Here's one of my favorite squash recipes, guaranteed to appeal even to picky kids, as long as you don't tell them it's squash!

Squash Chips
Thinly slice tender young yellow squash or zucchini, leaving the skin on if desired. Dip each slice in beaten egg and then in a mixture of equal amounts of Bisquick and Italian crumbs. Bring about an inch of canola oil to medium heat in a large skillet. Drop each slice into the oil. They'll brown very quickly, so flip them as one side browns. Transfer to paper towels to drain and keep warm, and continue to do batches until reaching the desired amount. Serve immediately, while they're warm and crispy.

What's your favorite fresh from the garden or farmers' market treat? Your top recipe?

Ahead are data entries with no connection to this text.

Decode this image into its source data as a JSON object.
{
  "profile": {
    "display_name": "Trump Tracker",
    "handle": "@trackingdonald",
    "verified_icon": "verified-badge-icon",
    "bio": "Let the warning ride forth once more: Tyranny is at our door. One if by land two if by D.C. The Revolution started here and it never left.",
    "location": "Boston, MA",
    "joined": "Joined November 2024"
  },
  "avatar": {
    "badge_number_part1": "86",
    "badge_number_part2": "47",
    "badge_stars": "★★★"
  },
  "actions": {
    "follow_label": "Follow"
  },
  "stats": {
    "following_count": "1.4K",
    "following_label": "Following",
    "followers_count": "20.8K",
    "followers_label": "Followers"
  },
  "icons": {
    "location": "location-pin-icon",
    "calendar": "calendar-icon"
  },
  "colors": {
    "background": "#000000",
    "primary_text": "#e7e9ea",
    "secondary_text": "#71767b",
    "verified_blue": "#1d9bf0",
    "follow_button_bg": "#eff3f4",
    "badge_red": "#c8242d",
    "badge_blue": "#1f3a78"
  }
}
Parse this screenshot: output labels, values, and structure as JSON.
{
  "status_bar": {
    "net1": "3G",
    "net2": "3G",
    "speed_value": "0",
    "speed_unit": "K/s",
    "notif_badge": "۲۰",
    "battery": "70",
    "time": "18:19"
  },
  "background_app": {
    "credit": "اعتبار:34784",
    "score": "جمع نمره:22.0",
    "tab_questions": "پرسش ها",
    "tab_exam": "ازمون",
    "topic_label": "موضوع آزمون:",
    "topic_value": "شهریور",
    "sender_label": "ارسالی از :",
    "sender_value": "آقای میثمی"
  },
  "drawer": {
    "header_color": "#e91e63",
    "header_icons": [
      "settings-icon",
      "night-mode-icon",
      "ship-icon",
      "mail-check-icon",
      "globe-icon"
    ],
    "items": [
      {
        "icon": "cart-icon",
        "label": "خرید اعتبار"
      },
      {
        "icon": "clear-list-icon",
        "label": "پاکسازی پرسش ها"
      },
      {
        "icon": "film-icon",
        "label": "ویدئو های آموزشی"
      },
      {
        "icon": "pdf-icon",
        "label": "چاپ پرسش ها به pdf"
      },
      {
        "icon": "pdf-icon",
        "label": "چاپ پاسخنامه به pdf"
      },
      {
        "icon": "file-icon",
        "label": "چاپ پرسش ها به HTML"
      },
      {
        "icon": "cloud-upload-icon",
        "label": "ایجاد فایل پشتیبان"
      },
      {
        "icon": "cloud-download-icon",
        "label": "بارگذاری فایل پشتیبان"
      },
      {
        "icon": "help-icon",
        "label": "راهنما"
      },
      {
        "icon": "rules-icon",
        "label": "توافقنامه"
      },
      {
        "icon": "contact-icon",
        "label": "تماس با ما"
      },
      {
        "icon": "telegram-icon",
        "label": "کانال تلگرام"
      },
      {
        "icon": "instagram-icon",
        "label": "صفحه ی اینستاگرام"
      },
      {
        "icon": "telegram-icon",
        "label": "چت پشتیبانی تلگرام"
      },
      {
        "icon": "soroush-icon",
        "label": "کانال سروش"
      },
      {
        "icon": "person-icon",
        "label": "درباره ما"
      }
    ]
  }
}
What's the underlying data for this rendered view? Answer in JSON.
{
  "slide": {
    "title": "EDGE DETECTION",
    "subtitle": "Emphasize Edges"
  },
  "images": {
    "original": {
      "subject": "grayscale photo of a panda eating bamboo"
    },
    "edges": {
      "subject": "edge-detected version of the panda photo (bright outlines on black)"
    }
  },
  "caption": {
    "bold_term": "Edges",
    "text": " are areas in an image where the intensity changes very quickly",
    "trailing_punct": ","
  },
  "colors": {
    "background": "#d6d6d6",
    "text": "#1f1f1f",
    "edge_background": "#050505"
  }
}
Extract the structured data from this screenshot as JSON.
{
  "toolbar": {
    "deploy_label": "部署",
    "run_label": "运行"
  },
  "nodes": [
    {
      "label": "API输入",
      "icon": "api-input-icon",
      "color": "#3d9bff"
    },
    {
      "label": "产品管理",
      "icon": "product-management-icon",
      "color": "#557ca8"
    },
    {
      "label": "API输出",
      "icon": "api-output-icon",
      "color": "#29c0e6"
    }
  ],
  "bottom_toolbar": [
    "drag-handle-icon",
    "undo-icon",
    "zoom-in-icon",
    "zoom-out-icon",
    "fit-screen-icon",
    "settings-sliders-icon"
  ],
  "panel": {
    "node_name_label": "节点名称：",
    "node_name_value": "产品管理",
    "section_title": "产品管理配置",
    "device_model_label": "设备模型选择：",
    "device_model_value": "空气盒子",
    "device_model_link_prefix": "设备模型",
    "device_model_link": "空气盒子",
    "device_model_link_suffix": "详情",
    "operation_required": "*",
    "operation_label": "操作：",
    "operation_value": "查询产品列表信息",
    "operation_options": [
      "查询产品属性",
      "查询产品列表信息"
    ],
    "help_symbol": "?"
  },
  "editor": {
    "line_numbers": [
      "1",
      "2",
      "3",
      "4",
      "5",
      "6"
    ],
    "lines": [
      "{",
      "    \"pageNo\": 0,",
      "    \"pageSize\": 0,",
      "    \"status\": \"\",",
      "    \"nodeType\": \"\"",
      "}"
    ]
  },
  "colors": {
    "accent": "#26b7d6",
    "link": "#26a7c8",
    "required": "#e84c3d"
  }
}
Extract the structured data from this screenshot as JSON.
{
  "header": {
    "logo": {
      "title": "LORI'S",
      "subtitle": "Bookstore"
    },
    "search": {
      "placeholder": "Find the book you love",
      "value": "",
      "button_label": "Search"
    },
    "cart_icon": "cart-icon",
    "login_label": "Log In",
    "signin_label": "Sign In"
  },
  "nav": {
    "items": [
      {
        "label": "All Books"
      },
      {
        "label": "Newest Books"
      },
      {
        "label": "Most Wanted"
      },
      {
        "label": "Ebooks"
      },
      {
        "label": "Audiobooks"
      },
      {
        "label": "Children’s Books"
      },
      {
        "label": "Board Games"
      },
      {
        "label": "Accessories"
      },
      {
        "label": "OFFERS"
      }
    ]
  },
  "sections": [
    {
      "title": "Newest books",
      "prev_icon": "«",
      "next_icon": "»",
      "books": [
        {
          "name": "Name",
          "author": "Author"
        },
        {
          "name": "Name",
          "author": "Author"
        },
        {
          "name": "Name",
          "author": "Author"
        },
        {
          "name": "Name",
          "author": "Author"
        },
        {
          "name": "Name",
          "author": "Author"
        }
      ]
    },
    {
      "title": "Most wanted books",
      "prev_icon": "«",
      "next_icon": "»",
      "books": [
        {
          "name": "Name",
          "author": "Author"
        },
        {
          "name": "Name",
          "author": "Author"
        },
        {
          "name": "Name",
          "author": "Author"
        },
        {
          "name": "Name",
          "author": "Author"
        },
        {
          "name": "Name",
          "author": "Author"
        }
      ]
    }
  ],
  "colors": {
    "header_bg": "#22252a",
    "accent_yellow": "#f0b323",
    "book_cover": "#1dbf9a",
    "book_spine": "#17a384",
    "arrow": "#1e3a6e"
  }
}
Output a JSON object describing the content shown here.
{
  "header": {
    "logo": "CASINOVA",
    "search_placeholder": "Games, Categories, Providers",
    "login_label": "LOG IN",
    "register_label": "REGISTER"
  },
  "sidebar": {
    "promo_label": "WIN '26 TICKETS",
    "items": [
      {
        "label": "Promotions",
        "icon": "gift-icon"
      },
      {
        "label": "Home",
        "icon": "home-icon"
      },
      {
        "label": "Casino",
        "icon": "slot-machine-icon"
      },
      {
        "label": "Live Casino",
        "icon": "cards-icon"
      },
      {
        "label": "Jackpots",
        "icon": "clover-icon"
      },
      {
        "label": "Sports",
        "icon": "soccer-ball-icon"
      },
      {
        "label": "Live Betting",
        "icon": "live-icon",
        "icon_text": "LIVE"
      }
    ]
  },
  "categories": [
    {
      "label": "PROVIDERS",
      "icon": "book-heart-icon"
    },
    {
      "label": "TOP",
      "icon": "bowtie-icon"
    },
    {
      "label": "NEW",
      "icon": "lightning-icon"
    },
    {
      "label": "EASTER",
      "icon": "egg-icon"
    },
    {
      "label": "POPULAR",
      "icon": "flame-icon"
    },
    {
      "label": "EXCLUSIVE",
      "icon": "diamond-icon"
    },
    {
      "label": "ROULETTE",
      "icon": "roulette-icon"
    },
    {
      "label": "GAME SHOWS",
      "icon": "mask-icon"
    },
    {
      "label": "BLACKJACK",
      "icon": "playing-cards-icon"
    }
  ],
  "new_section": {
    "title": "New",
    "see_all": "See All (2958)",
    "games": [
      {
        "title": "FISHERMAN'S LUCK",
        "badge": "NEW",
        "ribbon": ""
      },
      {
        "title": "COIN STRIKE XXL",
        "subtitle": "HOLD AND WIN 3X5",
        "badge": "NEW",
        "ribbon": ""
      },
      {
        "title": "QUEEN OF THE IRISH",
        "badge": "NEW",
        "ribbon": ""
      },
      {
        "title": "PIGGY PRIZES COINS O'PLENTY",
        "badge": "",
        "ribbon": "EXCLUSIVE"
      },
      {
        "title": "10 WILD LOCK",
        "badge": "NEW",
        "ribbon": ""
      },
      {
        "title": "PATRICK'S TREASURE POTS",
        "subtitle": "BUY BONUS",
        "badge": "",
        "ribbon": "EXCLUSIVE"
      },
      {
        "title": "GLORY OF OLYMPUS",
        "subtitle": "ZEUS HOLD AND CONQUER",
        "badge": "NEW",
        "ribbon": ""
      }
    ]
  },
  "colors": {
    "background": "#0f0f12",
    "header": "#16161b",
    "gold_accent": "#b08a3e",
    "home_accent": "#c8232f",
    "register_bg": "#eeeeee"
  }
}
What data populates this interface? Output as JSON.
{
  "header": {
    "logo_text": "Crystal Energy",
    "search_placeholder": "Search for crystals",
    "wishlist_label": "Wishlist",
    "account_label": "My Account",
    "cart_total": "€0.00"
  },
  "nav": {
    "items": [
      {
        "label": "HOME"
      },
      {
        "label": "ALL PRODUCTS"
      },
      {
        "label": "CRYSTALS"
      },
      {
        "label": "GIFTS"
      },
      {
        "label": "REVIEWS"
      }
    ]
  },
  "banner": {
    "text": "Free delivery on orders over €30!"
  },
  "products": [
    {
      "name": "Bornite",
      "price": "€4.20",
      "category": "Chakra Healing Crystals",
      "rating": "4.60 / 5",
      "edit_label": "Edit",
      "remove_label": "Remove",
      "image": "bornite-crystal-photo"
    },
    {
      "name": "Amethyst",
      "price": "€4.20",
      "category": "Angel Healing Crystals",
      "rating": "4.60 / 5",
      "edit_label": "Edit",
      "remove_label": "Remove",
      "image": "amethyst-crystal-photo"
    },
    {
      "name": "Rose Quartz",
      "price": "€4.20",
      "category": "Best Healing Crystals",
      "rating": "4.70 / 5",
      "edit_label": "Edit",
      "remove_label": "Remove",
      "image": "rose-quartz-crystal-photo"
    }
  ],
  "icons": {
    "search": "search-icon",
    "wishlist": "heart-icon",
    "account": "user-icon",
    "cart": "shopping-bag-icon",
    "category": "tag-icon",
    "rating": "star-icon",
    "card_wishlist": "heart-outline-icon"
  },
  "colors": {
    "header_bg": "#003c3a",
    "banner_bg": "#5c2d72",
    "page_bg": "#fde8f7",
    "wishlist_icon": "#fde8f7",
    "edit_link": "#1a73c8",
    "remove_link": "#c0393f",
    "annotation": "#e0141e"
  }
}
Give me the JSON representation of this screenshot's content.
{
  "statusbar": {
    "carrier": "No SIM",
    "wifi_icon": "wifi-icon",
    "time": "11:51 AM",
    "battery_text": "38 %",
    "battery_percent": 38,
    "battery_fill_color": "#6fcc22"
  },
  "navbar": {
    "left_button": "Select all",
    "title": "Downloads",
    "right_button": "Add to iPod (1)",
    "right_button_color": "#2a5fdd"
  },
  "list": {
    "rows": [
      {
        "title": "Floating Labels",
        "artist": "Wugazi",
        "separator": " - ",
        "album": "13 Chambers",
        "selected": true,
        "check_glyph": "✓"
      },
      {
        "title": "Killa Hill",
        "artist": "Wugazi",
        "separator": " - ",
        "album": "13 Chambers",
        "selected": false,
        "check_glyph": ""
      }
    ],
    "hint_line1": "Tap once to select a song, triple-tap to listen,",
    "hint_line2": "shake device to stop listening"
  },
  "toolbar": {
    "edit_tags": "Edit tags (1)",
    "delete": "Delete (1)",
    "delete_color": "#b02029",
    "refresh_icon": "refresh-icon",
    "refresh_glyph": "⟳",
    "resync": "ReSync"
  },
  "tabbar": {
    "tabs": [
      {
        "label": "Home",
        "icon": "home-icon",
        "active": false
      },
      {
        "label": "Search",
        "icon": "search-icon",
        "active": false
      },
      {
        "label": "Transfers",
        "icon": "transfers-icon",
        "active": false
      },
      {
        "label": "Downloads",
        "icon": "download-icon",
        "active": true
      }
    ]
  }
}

If you'd like a copy of my brochure of favorite Pennsylvania Dutch recipes, just e-mail me with your address at marta@martaperry.com or sign up for my newsletter at www.martaperry.com/lists/?


Thursday, July 21, 2016

Messy Manucripts

Keli Gwyn here to talk about making messes. Not just any messes, mind you, but messes of the manuscript variety.

I'm racing to meet a July 25 deadline for my fourth Love Inspired Historical, Her Motherhood Wish, which will be released in March 2017.

Until a couple of days ago, the manuscript was a mess. I have a hunch some of my fellow authors can relate.

I handed that messy first draft to my bright, beautiful daughter, who proofreads for another author, too, and is a line and copy editing whiz.

When Adriana completed her editing pass, I was reminded of a recent "catastrophe" she experienced when she accidentally flung cat food all over the bathroom floor--and counter, too. She had lots of little pellets to pick up; I had lots of little oopsies to address.

Adri returned the story full of notes telling me (nicely) about the many niggling ways I'd muffed up. Things like the heroine being blindfolded by the bad guy but not bound. Can you say oops? I'd made poor Callie look pretty clueless, since she could have just reached up and removed the bandana blocking her vision. Not to worry. That mistake has been corrected.

I'm happy to report that I've cleaned up the manuscript. There are only a few fixes left for me to make. I'm on track to hit "send" Monday. A huge sigh of relief will follow.

Questions for You

Think back to a time when your plate was overfull or your life got a bit messy. How do you handle such times? What works well for you when you're feeling overwhelmed? This fuzzy-brained, deadline-pressured writer welcomes your wisdom.